Go through the data line by line. Copy each one holding the string "desc".

● ● ● ●

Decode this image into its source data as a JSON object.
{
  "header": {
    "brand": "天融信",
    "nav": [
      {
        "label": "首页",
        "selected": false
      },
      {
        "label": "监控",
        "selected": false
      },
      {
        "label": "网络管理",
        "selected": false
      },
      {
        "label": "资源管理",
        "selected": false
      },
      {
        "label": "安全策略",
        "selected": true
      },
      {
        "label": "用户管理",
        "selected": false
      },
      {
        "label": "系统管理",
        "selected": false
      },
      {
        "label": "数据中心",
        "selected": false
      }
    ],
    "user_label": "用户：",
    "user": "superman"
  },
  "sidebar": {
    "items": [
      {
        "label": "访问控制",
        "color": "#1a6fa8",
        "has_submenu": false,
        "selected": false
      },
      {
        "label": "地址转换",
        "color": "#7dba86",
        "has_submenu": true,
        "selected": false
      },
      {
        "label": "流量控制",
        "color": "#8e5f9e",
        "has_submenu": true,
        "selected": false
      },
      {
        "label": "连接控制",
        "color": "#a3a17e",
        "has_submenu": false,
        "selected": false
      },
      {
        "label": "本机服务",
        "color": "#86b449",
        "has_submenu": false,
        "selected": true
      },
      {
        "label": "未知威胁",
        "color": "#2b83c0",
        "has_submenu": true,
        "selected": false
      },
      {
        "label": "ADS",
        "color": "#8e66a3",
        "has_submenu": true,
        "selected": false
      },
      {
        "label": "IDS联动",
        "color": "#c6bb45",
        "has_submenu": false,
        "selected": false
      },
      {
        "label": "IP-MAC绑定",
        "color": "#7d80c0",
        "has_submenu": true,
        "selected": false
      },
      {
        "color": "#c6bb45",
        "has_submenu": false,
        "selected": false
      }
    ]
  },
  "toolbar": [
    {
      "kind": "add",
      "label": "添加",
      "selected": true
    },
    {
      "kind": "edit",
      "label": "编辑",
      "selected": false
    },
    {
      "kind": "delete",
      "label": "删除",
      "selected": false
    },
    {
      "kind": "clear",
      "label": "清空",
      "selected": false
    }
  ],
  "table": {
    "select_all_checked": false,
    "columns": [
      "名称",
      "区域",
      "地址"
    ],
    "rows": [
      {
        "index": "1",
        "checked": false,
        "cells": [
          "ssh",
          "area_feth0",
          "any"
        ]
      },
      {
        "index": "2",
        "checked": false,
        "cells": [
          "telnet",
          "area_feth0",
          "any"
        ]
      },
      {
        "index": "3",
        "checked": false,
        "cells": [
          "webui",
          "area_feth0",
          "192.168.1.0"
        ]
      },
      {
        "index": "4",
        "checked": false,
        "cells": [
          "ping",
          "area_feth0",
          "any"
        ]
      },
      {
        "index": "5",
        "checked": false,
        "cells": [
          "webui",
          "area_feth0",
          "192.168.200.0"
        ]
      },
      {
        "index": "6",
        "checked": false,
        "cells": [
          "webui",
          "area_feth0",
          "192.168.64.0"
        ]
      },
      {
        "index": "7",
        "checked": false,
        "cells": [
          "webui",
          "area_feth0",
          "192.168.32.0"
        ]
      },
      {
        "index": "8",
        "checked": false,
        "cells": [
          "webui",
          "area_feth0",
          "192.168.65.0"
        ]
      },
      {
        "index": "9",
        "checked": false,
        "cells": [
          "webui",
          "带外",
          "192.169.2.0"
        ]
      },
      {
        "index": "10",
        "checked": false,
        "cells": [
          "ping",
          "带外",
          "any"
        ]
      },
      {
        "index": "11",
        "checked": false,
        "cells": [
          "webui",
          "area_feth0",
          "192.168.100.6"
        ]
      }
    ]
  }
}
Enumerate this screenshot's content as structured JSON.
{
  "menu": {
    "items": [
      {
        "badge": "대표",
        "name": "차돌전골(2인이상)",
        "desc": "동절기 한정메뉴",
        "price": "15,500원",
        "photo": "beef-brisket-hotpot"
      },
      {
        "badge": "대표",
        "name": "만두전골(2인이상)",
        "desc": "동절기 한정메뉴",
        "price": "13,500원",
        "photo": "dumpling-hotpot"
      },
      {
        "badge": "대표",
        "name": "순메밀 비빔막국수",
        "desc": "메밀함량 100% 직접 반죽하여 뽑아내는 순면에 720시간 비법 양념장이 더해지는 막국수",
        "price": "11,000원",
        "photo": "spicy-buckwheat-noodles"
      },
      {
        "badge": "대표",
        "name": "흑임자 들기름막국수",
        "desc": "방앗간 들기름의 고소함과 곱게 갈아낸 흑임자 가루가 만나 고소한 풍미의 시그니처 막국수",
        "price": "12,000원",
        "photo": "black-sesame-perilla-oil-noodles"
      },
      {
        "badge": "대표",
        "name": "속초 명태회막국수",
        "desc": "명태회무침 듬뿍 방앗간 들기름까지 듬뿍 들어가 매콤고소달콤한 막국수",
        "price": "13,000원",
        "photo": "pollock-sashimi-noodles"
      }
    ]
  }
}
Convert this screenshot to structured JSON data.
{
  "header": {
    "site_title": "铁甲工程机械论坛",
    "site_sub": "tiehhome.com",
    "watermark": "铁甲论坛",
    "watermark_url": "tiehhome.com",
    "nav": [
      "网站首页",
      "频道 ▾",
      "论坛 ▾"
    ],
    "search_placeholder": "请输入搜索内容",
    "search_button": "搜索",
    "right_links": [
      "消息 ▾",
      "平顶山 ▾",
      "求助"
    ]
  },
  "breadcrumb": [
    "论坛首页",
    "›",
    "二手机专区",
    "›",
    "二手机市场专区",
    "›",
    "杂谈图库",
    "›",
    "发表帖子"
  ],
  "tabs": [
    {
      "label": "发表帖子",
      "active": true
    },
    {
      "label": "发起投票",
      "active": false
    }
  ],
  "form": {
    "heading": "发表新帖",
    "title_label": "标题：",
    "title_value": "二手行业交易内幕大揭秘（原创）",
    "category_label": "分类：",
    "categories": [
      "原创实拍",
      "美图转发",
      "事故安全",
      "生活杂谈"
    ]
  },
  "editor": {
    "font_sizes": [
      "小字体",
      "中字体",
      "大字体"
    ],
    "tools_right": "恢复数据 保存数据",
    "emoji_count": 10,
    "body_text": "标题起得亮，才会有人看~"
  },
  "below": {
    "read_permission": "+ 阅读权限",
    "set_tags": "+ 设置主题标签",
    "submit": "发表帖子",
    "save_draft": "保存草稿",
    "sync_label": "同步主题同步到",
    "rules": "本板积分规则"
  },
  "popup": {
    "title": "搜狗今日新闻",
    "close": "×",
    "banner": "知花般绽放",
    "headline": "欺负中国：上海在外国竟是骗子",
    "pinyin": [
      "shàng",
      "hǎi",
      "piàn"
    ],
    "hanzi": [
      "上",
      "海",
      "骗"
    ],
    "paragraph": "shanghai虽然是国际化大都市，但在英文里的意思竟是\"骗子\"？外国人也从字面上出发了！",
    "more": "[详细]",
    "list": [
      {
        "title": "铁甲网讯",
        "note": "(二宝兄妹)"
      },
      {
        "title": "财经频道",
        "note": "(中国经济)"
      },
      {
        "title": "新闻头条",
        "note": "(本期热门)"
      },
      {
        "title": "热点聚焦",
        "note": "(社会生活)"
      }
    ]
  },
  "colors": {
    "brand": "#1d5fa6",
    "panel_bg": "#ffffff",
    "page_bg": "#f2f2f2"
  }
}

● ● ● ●

■ Exercise response
        "desc": "동절기 한정메뉴",
        "desc": "동절기 한정메뉴",
        "desc": "메밀함량 100% 직접 반죽하여 뽑아내는 순면에 720시간 비법 양념장이 더해지는 막국수",
        "desc": "방앗간 들기름의 고소함과 곱게 갈아낸 흑임자 가루가 만나 고소한 풍미의 시그니처 막국수",
        "desc": "명태회무침 듬뿍 방앗간 들기름까지 듬뿍 들어가 매콤고소달콤한 막국수",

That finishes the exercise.